Supplied entries:
▬▬▬▬▬▬

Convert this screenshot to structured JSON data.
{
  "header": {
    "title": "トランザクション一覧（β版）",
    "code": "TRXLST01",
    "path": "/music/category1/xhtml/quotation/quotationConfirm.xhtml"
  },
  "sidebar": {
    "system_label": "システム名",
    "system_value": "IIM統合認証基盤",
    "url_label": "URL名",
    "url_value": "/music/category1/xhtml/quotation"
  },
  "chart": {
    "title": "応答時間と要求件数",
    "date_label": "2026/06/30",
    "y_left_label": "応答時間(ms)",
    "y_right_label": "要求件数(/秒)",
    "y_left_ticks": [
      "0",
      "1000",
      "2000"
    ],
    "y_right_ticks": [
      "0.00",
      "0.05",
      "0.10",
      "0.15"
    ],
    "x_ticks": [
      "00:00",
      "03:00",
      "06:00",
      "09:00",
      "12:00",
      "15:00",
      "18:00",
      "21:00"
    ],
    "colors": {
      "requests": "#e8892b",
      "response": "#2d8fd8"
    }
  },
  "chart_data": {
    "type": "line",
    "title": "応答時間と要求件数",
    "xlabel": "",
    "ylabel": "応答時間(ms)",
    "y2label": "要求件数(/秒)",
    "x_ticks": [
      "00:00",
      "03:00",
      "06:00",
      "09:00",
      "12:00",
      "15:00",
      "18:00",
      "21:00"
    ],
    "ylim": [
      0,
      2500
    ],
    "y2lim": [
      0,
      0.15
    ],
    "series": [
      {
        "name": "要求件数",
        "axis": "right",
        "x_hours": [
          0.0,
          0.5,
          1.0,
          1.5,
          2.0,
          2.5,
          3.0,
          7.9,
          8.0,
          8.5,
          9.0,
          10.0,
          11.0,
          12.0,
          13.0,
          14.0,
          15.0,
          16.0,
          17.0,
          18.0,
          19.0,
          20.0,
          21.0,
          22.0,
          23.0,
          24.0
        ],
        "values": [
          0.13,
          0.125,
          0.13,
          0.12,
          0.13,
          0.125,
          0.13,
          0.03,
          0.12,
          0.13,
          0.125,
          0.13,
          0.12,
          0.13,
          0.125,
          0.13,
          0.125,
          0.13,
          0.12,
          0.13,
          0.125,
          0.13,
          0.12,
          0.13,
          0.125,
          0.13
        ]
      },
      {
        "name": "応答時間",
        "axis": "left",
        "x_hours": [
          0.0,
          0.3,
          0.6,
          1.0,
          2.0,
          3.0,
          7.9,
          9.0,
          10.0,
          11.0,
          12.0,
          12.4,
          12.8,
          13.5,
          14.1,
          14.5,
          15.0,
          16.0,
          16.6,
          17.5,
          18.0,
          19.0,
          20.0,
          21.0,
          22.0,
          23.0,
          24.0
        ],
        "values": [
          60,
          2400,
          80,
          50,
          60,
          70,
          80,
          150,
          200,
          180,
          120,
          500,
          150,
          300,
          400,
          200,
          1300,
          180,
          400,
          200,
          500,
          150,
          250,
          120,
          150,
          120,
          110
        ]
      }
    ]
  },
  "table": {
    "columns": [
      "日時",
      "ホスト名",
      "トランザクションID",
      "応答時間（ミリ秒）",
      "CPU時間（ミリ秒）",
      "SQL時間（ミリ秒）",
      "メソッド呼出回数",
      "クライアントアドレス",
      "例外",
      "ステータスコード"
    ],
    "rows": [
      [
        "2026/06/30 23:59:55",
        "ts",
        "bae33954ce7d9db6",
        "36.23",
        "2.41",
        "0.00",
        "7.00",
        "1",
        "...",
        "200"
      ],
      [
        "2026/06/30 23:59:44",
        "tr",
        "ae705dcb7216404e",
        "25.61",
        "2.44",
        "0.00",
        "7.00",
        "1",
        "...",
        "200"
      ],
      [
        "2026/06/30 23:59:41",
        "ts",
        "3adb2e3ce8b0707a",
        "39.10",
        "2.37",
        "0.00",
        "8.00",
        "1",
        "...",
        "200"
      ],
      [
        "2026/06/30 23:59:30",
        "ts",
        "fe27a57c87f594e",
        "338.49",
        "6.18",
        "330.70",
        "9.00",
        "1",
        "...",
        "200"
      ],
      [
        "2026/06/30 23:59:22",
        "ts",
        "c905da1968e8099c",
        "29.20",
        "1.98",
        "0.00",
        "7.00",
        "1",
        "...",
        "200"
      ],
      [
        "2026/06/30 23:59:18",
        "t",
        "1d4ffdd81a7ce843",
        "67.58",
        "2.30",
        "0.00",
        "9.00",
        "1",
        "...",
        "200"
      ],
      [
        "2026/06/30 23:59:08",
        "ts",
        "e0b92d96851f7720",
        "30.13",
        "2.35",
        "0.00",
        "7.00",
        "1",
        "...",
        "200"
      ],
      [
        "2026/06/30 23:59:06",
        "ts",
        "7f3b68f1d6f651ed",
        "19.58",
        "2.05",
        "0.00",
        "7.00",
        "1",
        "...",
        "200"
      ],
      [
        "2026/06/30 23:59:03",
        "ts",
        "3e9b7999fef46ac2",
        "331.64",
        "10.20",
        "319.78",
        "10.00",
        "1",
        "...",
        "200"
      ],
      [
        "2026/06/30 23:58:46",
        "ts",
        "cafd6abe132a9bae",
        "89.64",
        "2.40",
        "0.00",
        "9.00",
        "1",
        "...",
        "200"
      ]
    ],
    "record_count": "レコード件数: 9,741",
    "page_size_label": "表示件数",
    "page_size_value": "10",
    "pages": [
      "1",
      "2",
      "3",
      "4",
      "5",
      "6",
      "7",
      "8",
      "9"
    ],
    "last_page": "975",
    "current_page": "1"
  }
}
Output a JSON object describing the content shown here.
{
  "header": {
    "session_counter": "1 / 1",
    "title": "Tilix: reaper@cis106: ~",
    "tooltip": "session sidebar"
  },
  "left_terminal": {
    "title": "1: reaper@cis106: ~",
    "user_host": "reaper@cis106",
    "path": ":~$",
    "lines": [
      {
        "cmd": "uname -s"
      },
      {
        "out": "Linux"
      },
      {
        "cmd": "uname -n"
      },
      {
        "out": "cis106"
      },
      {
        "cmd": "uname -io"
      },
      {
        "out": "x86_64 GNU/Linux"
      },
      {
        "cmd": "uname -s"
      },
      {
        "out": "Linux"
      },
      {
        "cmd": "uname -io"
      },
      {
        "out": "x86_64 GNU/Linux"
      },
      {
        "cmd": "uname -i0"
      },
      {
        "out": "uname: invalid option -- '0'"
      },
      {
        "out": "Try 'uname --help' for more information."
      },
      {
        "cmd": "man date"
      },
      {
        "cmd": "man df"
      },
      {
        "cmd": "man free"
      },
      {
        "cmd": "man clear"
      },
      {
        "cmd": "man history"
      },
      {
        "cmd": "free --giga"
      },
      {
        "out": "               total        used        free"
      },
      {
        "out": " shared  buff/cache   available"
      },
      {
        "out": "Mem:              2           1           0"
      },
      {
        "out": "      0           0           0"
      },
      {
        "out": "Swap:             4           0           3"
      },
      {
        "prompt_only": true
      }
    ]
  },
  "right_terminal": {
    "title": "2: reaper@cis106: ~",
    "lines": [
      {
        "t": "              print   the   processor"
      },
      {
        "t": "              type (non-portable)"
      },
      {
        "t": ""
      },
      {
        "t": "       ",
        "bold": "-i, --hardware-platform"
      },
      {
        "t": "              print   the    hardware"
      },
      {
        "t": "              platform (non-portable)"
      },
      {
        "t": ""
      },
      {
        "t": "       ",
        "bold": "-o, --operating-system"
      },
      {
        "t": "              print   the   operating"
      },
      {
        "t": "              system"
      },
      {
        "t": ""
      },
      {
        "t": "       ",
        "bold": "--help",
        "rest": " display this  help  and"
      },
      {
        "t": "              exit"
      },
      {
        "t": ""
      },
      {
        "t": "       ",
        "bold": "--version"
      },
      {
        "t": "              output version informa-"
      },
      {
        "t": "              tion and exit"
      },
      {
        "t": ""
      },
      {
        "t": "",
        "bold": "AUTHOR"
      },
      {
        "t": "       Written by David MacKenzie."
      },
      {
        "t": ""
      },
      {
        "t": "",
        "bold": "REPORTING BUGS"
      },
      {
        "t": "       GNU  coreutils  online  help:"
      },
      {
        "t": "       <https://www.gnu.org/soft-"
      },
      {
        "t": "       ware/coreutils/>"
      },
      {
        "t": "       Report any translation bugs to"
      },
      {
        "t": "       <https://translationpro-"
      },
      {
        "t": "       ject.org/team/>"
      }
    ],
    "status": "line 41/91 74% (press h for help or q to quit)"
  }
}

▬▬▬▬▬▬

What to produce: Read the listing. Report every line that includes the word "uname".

Response to this exercise:
        "cmd": "uname -s"
        "cmd": "uname -n"
        "cmd": "uname -io"
        "cmd": "uname -s"
        "cmd": "uname -io"
        "cmd": "uname -i0"
        "out": "uname: invalid option -- '0'"
        "out": "Try 'uname --help' for more information."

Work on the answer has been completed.